Mya Patel, a Year 8 student at The Royal School in Wolverhampton, recently took it upon herself to raise funds for two charities: Danny Batth’s Foundation DB and Cure Leukaemia. Mya organised a non-uniform day and a samosa sale raising £600 which was split between the two foundations.
As an added bonus, Wolves Captain Danny Batth, who established Foundation DB, came to The Royal to meet Mya and accept the cheques on behalf of both charities. A very well done to Mya for her hard work and selflessness.
Mya first met Batth in December, 2015, when he was selling The Big Issue in Wolverhampton town centre for the homeless. Since then she has followed his charity work and been inspired by what he has achieved.
Batth recently set up Foundation DB which supports three charities, one being a charity in Northern India called Yuwa Academy for young girls about which he recently made a documentary called ‘Married to the game’ and where he travelled to the academy showing how football and education helps the girls.
“As a Wolves supporter and the recent illness of our goal keeper Carl Ikeme with Leukaemia inspired me to arrange a non-uniform day along with a samosa sale with the help of my family,” said Mya.
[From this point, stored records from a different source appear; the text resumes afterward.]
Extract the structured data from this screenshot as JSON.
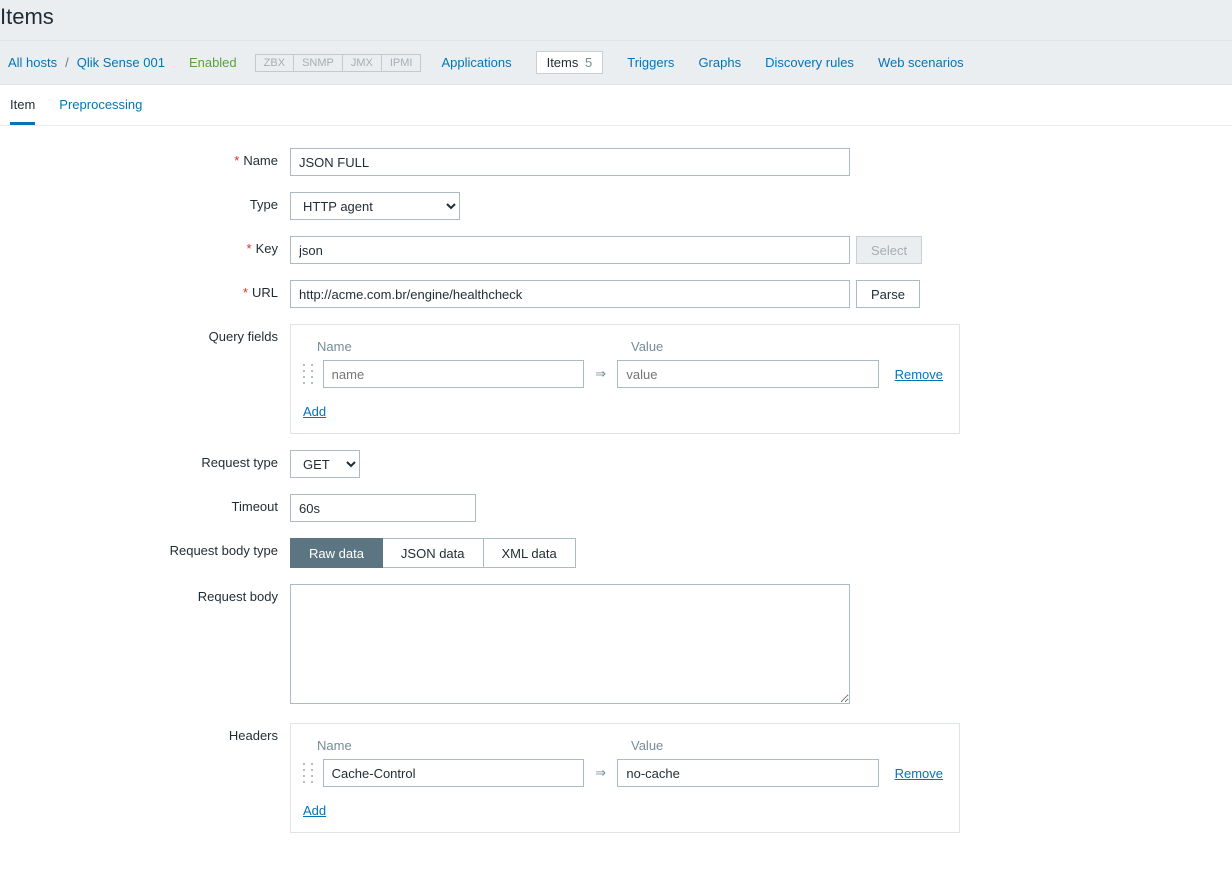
{
  "header": {
    "title": "Items"
  },
  "breadcrumb": {
    "all_hosts": "All hosts",
    "host": "Qlik Sense 001"
  },
  "status": "Enabled",
  "interfaces": [
    "ZBX",
    "SNMP",
    "JMX",
    "IPMI"
  ],
  "menu": {
    "applications": "Applications",
    "items": "Items",
    "items_count": "5",
    "triggers": "Triggers",
    "graphs": "Graphs",
    "discovery": "Discovery rules",
    "web": "Web scenarios"
  },
  "tabs": {
    "item": "Item",
    "preprocessing": "Preprocessing"
  },
  "form": {
    "labels": {
      "name": "Name",
      "type": "Type",
      "key": "Key",
      "url": "URL",
      "query_fields": "Query fields",
      "request_type": "Request type",
      "timeout": "Timeout",
      "request_body_type": "Request body type",
      "request_body": "Request body",
      "headers": "Headers"
    },
    "name": "JSON FULL",
    "type": "HTTP agent",
    "key": "json",
    "url": "http://acme.com.br/engine/healthcheck",
    "select_btn": "Select",
    "parse_btn": "Parse",
    "kv": {
      "name_header": "Name",
      "value_header": "Value",
      "name_placeholder": "name",
      "value_placeholder": "value",
      "remove": "Remove",
      "add": "Add"
    },
    "request_type": "GET",
    "timeout": "60s",
    "body_types": {
      "raw": "Raw data",
      "json": "JSON data",
      "xml": "XML data"
    },
    "request_body": "",
    "headers": [
      {
        "name": "Cache-Control",
        "value": "no-cache"
      }
    ]
  }
}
With this year’s success, Mya has said she plans to do it again next year to raise even more money for Foundation DB.
The Royal School has a set of values: Respect, Trust, Initiative, Risk and Community which guide everything the School and its students do. Mya has truly exemplified these values as do many of the other activities, both student and staff led, that occur at The Royal. The school’s Interact club regularly raises funds for Compton Hospice and a book scheme for a school in Africa is just another set of examples. There is a strong sense of community and charity at the school having once been an orphanage.
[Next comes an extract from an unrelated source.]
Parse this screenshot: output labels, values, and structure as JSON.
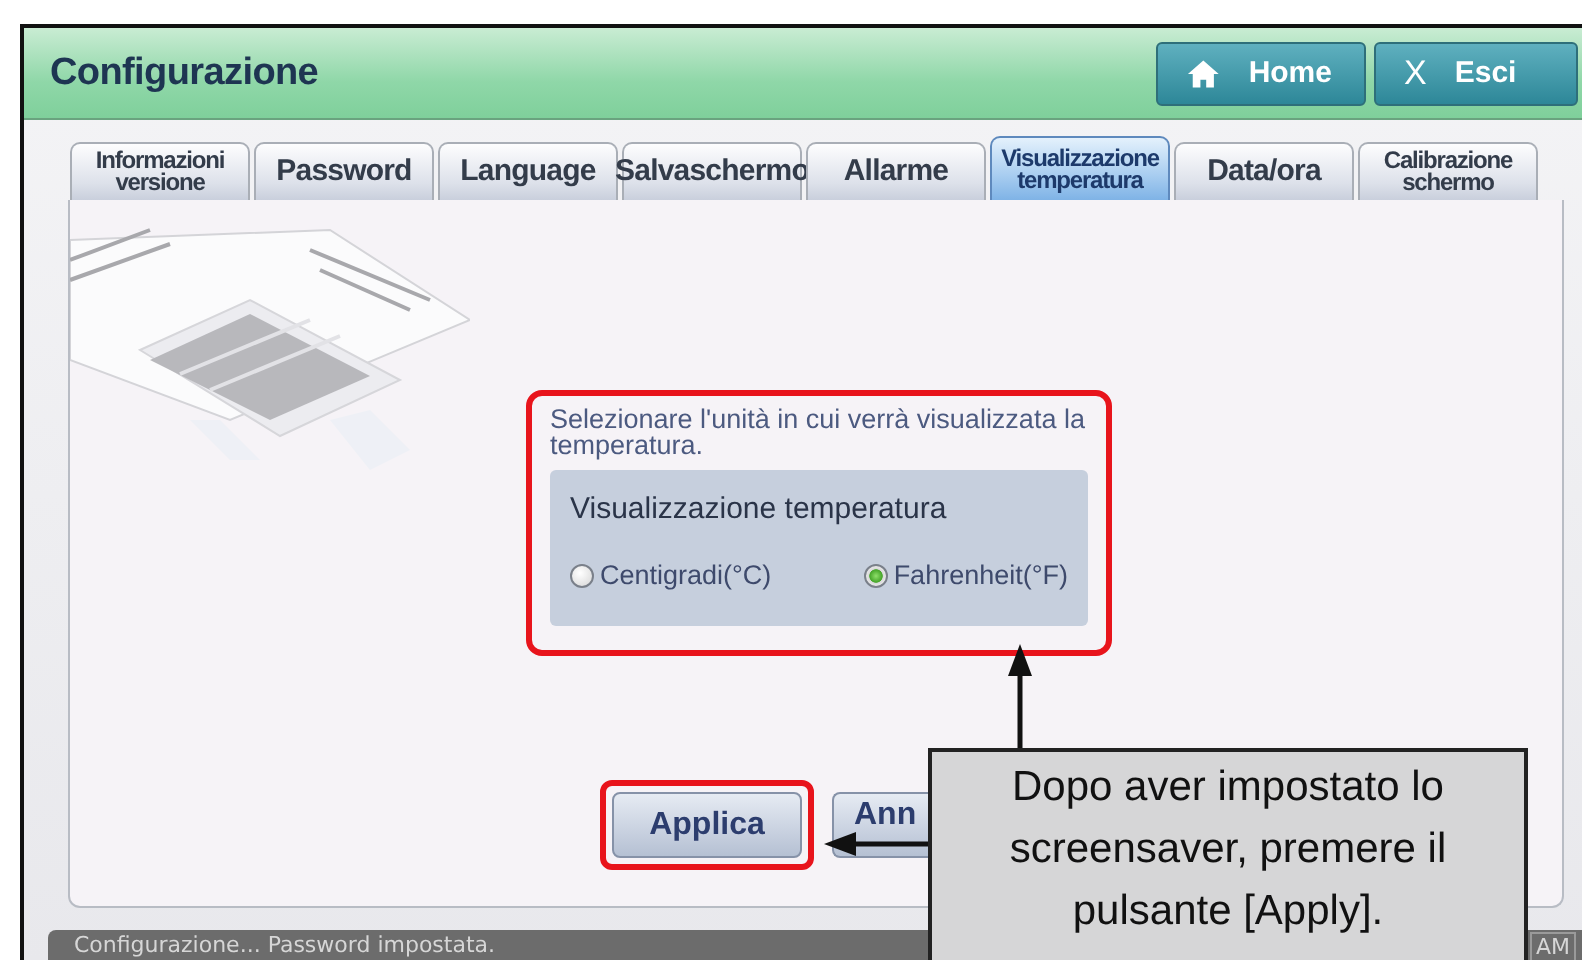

In fact, many of The Royal’s core values date back to its history as an orphanage, founded in 1850 by local philanthropist and businessman, John Lees. As well as compassion and caring for others, it was his intention to help and support the most vulnerable in society and that ethos remains as strong today.
The Royal School, founded in 1850, is now a free, co-educational, independent day and boarding school serving more than 1100 students across the Primary and Senior Schools. It is a unique school where students from the West Midlands, Great Britain and the world meet, learn, and achieve both academically and personally. It is a community in which each individual’s strengths are identified, nurtured, and celebrated in order to exceed each child’s expectations and to fully prepare them for a successful life beyond the school.